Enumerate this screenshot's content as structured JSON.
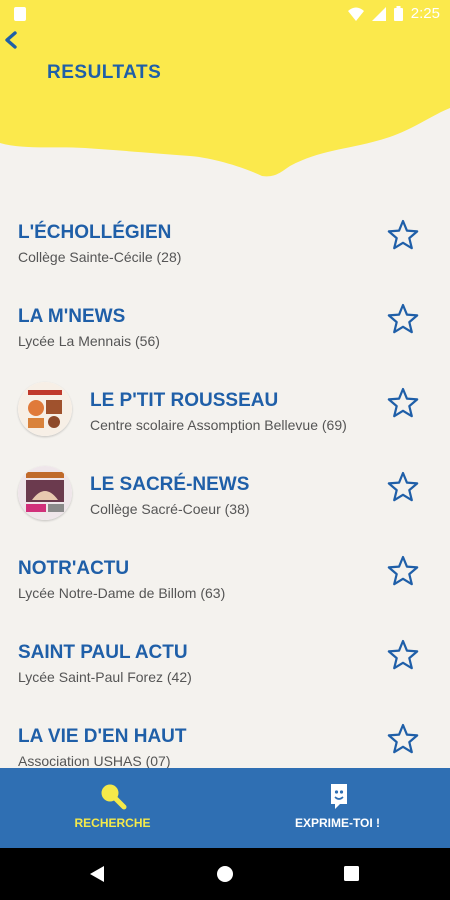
{
  "status_bar": {
    "time": "2:25"
  },
  "header": {
    "title": "RESULTATS"
  },
  "results": [
    {
      "name": "L'ÉCHOLLÉGIEN",
      "school": "Collège Sainte-Cécile (28)"
    },
    {
      "name": "LA M'NEWS",
      "school": "Lycée La Mennais (56)"
    },
    {
      "name": "LE P'TIT ROUSSEAU",
      "school": "Centre scolaire Assomption Bellevue (69)"
    },
    {
      "name": "LE SACRÉ-NEWS",
      "school": "Collège Sacré-Coeur (38)"
    },
    {
      "name": "NOTR'ACTU",
      "school": "Lycée Notre-Dame de Billom (63)"
    },
    {
      "name": "SAINT PAUL ACTU",
      "school": "Lycée Saint-Paul Forez (42)"
    },
    {
      "name": "LA VIE D'EN HAUT",
      "school": "Association USHAS (07)"
    }
  ],
  "bottom_nav": {
    "search_label": "RECHERCHE",
    "express_label": "EXPRIME-TOI !"
  },
  "colors": {
    "accent_yellow": "#fbe94c",
    "title_blue": "#1f5fa8",
    "nav_blue": "#2f6fb3",
    "active_tab": "#f5e94a"
  }
}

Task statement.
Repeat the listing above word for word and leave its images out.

Answer space.
Enumerate this screenshot's content as structured JSON.
{
  "status_bar": {
    "time": "2:25"
  },
  "header": {
    "title": "RESULTATS"
  },
  "results": [
    {
      "name": "L'ÉCHOLLÉGIEN",
      "school": "Collège Sainte-Cécile (28)"
    },
    {
      "name": "LA M'NEWS",
      "school": "Lycée La Mennais (56)"
    },
    {
      "name": "LE P'TIT ROUSSEAU",
      "school": "Centre scolaire Assomption Bellevue (69)"
    },
    {
      "name": "LE SACRÉ-NEWS",
      "school": "Collège Sacré-Coeur (38)"
    },
    {
      "name": "NOTR'ACTU",
      "school": "Lycée Notre-Dame de Billom (63)"
    },
    {
      "name": "SAINT PAUL ACTU",
      "school": "Lycée Saint-Paul Forez (42)"
    },
    {
      "name": "LA VIE D'EN HAUT",
      "school": "Association USHAS (07)"
    }
  ],
  "bottom_nav": {
    "search_label": "RECHERCHE",
    "express_label": "EXPRIME-TOI !"
  },
  "colors": {
    "accent_yellow": "#fbe94c",
    "title_blue": "#1f5fa8",
    "nav_blue": "#2f6fb3",
    "active_tab": "#f5e94a"
  }
}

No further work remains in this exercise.